Born from volcanic activity approximately 30 million years ago, Paul Bunyans Woodpile is a unique geologic feature in Juab County, central Utah. Looking like a series of colossal woodpiles stacked up neatly by a giant (in this case Paul Bunyan), this site is a relic of Utah’s volcanic past.
A volcano, similar to the large composite or stratovolcanos of the modern Cascade Range in the Pacific Northwest, was active in the vicinity of Paul Bunyans Woodpile. This volcano became inactive and later collapsed, forming a caldera or a large hole approximately 8.5 miles in diameter and more than 3,000 feet deep. After a brief period of dormancy, the volcano became active within the caldera for a brief period of time.
Recent work conducted by Brigham Young University indicates that the Woodpile may be a series of numerous dikes, probably the result of this later volcanic activity. Dikes are composed of an igneous rock and are oriented vertically. They form when magma is injected into preexisting cracks or fissures and later cools under the ground surface.
The Woodpile is a classic example of columnar jointing where the rock fractures in prismatic patterns, producing parallel columns. These columns form when cooling magma within the dike contracts, forming cracks similar to those on the surface of a cooling cake. Once a crack forms, it continues to grow from subsurface cooling, thereby forming longer and longer columns.
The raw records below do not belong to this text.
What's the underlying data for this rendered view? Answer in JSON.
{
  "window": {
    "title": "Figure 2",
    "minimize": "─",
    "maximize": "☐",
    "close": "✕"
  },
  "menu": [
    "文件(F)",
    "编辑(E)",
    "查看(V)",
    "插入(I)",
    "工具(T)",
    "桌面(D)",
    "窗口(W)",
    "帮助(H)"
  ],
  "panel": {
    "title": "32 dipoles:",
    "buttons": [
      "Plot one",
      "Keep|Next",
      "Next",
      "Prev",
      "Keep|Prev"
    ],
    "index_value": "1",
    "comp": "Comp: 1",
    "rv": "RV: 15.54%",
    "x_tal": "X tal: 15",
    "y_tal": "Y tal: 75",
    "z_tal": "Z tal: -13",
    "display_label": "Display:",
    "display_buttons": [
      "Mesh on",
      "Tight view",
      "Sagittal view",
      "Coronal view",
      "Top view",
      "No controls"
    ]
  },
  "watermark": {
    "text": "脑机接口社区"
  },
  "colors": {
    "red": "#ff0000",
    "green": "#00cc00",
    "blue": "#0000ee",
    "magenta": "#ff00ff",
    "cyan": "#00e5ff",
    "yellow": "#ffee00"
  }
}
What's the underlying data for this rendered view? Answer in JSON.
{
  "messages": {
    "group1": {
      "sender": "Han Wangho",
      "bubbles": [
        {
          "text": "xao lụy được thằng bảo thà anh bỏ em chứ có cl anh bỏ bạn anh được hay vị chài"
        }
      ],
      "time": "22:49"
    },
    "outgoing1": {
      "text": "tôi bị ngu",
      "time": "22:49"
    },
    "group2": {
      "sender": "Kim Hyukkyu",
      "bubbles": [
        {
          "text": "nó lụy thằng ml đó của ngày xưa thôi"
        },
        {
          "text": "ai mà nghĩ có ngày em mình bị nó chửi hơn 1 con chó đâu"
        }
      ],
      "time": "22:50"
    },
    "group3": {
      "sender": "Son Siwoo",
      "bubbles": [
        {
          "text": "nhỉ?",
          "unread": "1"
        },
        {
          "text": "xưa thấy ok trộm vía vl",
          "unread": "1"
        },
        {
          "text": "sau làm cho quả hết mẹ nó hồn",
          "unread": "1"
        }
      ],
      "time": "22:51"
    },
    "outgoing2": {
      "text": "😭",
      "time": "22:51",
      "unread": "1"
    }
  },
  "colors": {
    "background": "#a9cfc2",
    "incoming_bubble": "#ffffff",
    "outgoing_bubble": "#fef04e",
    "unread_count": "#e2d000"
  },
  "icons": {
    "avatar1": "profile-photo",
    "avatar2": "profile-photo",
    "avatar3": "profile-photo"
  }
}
Each column at Paul Bunyans Woodpile is approximately 1 foot in diameter and up to 15 feet in length. The columns are three to seven sided depending on slight variations in how the lava cooled. These columns are oriented horizontally and give the appearance of having been tilted on their sides.
Normally, columnar jointing is associated with lava flows, and the joints are oriented vertically. However, the horizontal orientation here appears to be the result of subsurface cooling from the sides inward to the middle of the dikes.
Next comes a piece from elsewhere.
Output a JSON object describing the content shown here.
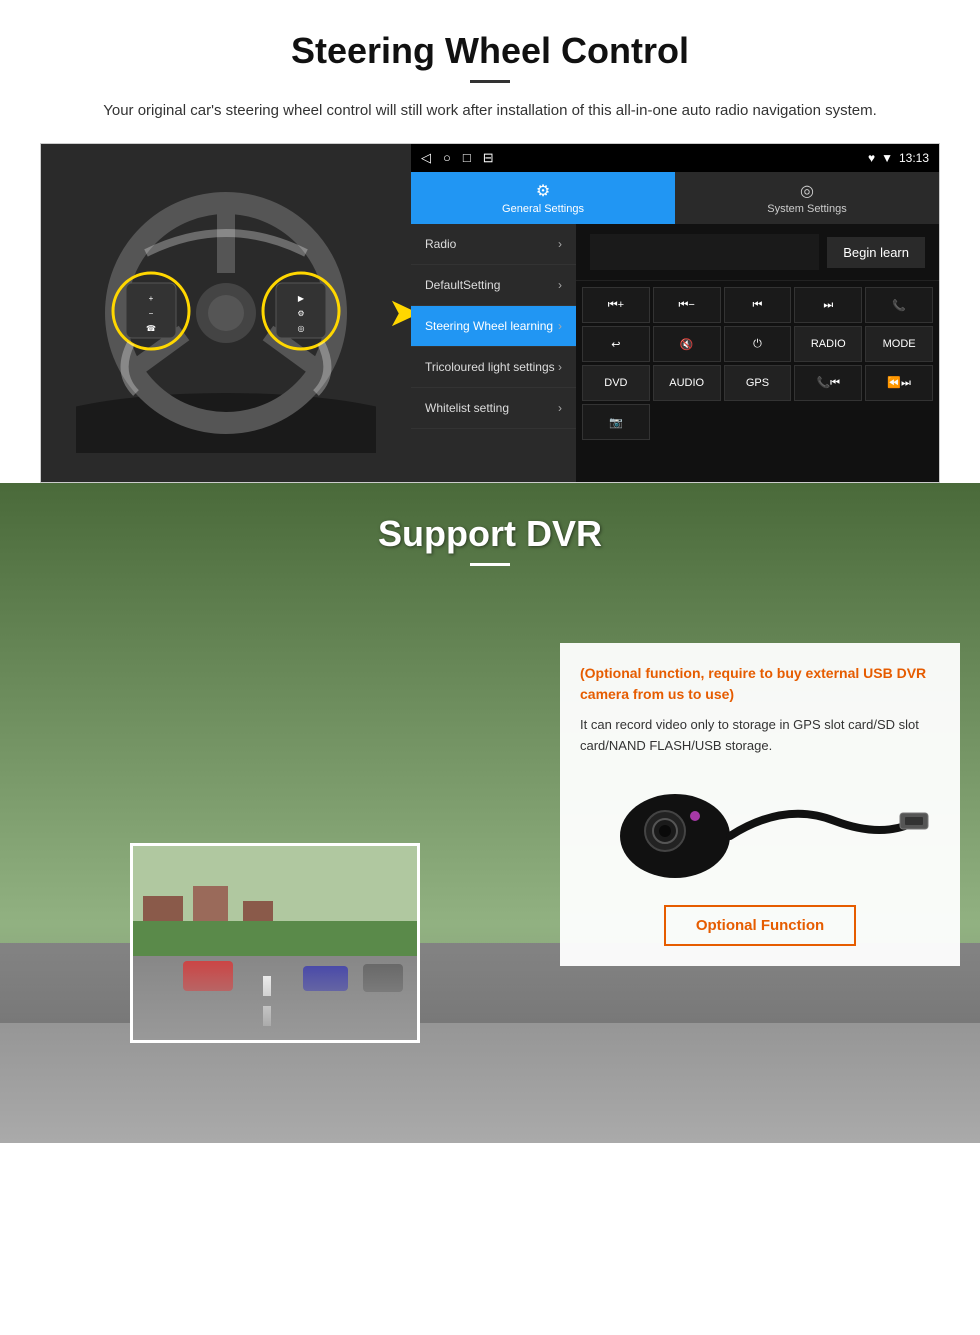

The Woodpile is also home to an arch. This arch was created by a process known as frost action, which involves expansion and contraction associated with repeated cycles of freezing and thawing. In this process, water enters cracks in the rock and freezes; the expanding ice creates separation along the cracks. Eventually the rock will break off, creating holes in a rock outcrop.
The estimated span of the arch is 20 feet long by 4 feet high. This arch can be seen by hiking farther up the trail and viewing the Woodpile from the side.
How to get there:
From Salt Lake City, travel south on I-15 to Santaquin (exit 248). Turn right (west) at the end of the off ramp onto U.S. Route 6. Travel west and then south on U.S. Route 6 for 35.7 miles to a sign indicating Paul Bunyans Woodpile turnoff. Turn left (east) and proceed up the road for 3.2 miles to the trail head to the Woodpile.
This stretch of road can be quite rough so proceed with caution. Do not attempt when the road is wet. Once at the trail head, proceed through the gate and hike approximately 0.5 miles to the Woodpile. Make sure you close the gate after you. The trail is well marked and a relatively easy hike. Bring plenty of water and sunscreen.
Lynndyl 1:100,000-scale topographic map, Tintic Mountain 1:24,000-scale topographic map, and a Utah highway map.
Topographic maps can be obtained from the Natural Resources Map & Bookstore, 1594 West North Temple, Salt Lake City, UT, (801) 537-3320.